Although we do not always use the fancy phrase “force of law,” the concept plays out in many drug and device preemption fights.  An action urged by a product liability plaintiff, such as a change in the labeling or the design of the product, was only impossible for the manufacturer if FDA really required something to the contrary.  A non-binding guidance or a mere urging from a pre-NDA meeting will probably not be enough.  By contrast, an approval letter that says selling the product with any changes to its approved specifications or labeling may create liability under the FDCA for adulteration or misbranding should be enough to measure against plaintiff’s theory of liability.  Impossibility is not part of the analysis of express preemption.

In Carson v. Monsanto Co., __ F.4th __, 2023 WL 4418639 (11th Cir. July 10, 2023) (en banc), the full court re-examined a panel’s decision that warnings claims under Georgia law were not preempted by EPA’s actions and requirements because none of them had “the force of law.”  There was a spirited discussion in the majority opinion, a concurring opinion, and a dissenting opinion on whether there was a live controversy for the court to decide, but we will not address that here.  Instead, the court’s consideration of the legal issue of whether “force of law” is part of the analysis for express preemption is what got our attention.  Rather than decide the application to the case at hand—or allegedly at hand—the en banc court addressed the legal issue and remanded the application to the original panel.

As one might expect with a purely legal decision, this came down to basic principles.  Force of law is part of the inquiry for implied preemption because a conflict with “a federal agency rule that does not have force of law is not the type of conflict between state and federal legal obligations that the Supremacy Clause addresses.”  Id. at *4.  FIFRA, however, contains an express preemption provision and that, rather than a conflict, is what “triggers preemption.”  Id.  “Within the limits of its enumerated constitutional powers, see U.S. Const. art. I, §§ 8-9, Congress may define the body of law that an express provision preempts.”  Id.  That is that.  The evaluation of express preemption thus comes down to “the ordinary principles of statutory interpretation.”  Id.

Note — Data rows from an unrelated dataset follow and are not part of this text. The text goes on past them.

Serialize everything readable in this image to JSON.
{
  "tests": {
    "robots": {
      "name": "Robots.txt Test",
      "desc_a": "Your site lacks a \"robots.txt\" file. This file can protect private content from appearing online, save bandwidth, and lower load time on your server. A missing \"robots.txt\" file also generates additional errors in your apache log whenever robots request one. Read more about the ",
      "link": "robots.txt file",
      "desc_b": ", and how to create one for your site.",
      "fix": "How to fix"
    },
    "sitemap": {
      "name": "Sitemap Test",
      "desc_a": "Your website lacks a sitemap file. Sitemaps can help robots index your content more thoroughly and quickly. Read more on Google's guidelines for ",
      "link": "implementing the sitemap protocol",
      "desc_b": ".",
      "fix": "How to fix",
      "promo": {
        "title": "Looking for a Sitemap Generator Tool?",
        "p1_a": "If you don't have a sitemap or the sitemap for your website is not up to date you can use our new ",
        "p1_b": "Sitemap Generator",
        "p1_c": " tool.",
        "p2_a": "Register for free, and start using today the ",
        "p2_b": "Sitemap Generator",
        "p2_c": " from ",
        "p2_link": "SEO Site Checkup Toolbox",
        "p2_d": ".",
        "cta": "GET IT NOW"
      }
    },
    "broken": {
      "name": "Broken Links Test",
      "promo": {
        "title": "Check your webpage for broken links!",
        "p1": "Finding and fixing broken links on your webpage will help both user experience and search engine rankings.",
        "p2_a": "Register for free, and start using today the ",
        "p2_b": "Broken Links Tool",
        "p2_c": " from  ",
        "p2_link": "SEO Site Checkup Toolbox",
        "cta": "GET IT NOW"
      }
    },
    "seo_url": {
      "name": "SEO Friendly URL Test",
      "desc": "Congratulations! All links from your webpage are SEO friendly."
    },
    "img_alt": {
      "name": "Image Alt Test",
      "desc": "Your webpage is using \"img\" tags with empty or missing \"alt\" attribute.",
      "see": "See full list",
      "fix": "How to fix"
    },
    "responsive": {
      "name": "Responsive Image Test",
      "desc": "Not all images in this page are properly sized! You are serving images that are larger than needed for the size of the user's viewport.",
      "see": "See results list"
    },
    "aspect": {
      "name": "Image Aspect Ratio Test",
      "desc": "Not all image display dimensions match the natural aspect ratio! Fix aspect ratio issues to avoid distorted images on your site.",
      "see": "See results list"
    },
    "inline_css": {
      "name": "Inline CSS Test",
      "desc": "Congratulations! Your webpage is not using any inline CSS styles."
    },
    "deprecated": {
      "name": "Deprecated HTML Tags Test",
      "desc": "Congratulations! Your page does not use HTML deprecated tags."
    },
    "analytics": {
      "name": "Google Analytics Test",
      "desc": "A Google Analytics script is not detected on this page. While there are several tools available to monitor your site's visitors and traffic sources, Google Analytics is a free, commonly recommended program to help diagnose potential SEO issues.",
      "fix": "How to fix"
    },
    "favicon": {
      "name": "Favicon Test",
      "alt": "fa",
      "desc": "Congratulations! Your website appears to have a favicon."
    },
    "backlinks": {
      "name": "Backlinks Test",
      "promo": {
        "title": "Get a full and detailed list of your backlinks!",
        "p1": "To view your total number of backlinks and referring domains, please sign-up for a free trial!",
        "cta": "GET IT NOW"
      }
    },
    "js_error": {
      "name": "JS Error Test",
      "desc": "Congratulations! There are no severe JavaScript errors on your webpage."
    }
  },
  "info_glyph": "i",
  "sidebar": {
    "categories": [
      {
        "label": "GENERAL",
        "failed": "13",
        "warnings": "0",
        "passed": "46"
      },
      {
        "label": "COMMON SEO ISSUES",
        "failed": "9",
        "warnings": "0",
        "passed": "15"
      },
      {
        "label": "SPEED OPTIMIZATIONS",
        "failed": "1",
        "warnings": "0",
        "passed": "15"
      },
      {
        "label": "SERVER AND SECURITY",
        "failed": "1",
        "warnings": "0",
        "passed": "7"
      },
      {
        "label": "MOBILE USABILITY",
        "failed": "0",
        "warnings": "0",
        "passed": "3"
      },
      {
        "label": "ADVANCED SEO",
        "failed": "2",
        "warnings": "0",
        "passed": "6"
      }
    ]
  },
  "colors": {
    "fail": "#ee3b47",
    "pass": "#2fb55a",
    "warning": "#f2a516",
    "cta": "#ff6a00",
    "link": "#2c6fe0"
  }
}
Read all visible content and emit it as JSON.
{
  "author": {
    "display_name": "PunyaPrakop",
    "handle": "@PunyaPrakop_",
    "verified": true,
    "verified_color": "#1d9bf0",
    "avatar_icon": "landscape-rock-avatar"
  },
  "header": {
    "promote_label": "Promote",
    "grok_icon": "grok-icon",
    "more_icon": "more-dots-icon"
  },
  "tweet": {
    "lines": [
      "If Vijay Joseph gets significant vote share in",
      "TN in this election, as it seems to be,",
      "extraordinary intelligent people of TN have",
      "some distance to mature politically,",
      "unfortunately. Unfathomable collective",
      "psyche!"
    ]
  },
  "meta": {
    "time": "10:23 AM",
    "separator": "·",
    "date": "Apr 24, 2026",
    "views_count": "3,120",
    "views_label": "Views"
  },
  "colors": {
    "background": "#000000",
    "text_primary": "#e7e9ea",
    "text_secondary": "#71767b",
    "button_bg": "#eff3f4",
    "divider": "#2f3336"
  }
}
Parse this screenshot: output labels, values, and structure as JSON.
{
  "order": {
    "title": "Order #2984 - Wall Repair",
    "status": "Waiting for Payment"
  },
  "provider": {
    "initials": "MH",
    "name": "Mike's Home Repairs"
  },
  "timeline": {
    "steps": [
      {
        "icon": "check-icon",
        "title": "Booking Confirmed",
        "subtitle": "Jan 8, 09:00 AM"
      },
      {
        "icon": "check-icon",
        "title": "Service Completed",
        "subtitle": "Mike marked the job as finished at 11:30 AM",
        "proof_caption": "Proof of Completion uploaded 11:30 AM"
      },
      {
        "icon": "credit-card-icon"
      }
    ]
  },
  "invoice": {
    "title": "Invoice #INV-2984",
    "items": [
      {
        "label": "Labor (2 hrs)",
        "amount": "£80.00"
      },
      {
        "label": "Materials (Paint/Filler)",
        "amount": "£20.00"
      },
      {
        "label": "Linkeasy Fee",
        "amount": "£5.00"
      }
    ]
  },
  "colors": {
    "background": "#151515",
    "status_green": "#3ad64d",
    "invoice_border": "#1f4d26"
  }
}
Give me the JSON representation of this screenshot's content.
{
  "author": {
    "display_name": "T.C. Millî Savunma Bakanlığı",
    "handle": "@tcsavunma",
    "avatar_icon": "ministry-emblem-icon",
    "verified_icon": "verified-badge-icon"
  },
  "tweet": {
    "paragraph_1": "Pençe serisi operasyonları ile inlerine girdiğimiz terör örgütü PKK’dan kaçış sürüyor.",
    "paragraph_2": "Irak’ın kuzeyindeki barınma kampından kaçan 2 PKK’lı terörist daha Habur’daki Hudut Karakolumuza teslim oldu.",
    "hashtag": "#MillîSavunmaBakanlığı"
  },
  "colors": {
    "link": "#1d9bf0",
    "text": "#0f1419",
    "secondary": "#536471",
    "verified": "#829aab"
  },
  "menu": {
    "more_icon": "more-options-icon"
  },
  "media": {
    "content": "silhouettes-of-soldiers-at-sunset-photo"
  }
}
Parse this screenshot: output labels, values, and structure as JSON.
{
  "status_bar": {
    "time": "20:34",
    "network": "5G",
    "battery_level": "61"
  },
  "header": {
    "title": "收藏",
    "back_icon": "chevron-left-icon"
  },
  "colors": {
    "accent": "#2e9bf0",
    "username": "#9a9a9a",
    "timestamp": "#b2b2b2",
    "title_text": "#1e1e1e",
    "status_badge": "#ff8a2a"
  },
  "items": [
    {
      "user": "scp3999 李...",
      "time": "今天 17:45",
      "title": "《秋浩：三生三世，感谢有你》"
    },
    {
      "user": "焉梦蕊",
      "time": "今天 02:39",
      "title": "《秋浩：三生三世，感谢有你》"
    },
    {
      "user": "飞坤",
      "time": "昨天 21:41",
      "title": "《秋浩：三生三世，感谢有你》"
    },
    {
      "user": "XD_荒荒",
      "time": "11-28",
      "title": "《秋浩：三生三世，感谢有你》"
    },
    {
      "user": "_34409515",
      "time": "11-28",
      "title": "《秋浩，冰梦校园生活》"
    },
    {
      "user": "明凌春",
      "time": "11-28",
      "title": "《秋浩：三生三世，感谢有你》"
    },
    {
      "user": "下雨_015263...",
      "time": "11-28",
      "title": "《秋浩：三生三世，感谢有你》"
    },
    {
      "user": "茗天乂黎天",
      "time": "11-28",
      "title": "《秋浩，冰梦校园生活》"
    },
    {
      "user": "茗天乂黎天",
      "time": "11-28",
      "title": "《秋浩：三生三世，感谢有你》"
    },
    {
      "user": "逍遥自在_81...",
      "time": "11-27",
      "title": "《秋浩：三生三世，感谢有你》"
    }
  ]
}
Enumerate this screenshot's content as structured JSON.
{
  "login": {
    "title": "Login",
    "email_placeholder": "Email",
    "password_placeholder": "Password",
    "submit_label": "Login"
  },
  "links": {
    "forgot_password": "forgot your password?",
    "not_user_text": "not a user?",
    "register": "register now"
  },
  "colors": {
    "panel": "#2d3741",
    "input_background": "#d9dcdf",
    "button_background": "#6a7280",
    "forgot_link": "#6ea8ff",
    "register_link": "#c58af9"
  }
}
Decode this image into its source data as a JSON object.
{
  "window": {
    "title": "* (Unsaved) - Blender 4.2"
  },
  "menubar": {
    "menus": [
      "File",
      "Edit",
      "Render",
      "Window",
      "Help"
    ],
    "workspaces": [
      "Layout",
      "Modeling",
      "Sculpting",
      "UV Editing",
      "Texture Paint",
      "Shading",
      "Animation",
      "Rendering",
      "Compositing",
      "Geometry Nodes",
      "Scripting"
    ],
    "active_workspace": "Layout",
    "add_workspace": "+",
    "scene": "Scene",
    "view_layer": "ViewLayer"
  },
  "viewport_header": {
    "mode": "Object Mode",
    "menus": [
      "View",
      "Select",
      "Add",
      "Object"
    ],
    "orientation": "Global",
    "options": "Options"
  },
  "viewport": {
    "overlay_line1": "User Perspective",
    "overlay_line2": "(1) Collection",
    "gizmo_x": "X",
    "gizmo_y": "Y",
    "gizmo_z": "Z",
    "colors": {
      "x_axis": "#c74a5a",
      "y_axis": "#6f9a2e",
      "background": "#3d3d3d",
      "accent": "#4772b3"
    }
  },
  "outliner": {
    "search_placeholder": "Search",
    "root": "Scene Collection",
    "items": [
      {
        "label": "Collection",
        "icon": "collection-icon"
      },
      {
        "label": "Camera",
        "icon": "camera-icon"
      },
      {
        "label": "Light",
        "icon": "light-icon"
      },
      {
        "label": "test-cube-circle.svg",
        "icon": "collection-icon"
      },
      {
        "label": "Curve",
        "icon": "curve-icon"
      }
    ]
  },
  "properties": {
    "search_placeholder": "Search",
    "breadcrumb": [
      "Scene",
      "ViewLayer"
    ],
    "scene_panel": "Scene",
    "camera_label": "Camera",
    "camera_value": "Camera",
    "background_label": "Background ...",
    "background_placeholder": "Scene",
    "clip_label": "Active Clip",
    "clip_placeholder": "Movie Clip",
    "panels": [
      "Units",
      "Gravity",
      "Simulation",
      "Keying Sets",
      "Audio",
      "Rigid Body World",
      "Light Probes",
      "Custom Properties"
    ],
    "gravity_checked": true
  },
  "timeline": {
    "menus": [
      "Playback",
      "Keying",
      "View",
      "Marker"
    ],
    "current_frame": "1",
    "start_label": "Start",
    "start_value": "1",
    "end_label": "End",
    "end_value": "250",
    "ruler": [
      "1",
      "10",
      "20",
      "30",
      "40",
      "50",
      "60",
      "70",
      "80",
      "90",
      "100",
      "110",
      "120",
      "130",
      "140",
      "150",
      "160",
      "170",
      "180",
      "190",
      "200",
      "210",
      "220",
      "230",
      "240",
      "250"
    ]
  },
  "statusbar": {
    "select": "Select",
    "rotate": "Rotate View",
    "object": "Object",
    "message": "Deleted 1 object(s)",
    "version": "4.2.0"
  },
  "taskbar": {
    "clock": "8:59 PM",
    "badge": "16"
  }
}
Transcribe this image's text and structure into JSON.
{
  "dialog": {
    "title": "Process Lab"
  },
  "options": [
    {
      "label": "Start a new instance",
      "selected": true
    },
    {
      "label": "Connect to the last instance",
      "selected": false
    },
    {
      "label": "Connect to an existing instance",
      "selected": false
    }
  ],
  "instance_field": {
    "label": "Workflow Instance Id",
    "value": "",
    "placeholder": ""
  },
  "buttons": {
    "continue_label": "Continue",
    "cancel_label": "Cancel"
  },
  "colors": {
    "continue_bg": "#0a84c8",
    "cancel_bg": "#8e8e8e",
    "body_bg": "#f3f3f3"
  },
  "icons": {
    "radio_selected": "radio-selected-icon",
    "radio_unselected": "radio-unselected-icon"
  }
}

The application, as to which the Carson court expressed no opinion, seems pretty straightforward to us based on something the court did not state but maybe assumed.  By requiring submission of labeling in connection with registering a pesticide, FIFRA presumably sets out penalties for the sale of a registered product that has non-compliant labeling.  That should make it easy to find that state law liability for a label that does not mention a purported cancer risk would entail a requirement that is “in addition to or different from” the label that EPA/FIFRA required.  For failure to warn claims about medical products with an applicable express preemption provision under the FDCA, it does not get more complicated.  Whether FDA would have accepted a change to the label, as through a CBE submission with a branded prescription drug, is not part of the express preemption analysis.  That is an implied preemption issue.  A different bucket.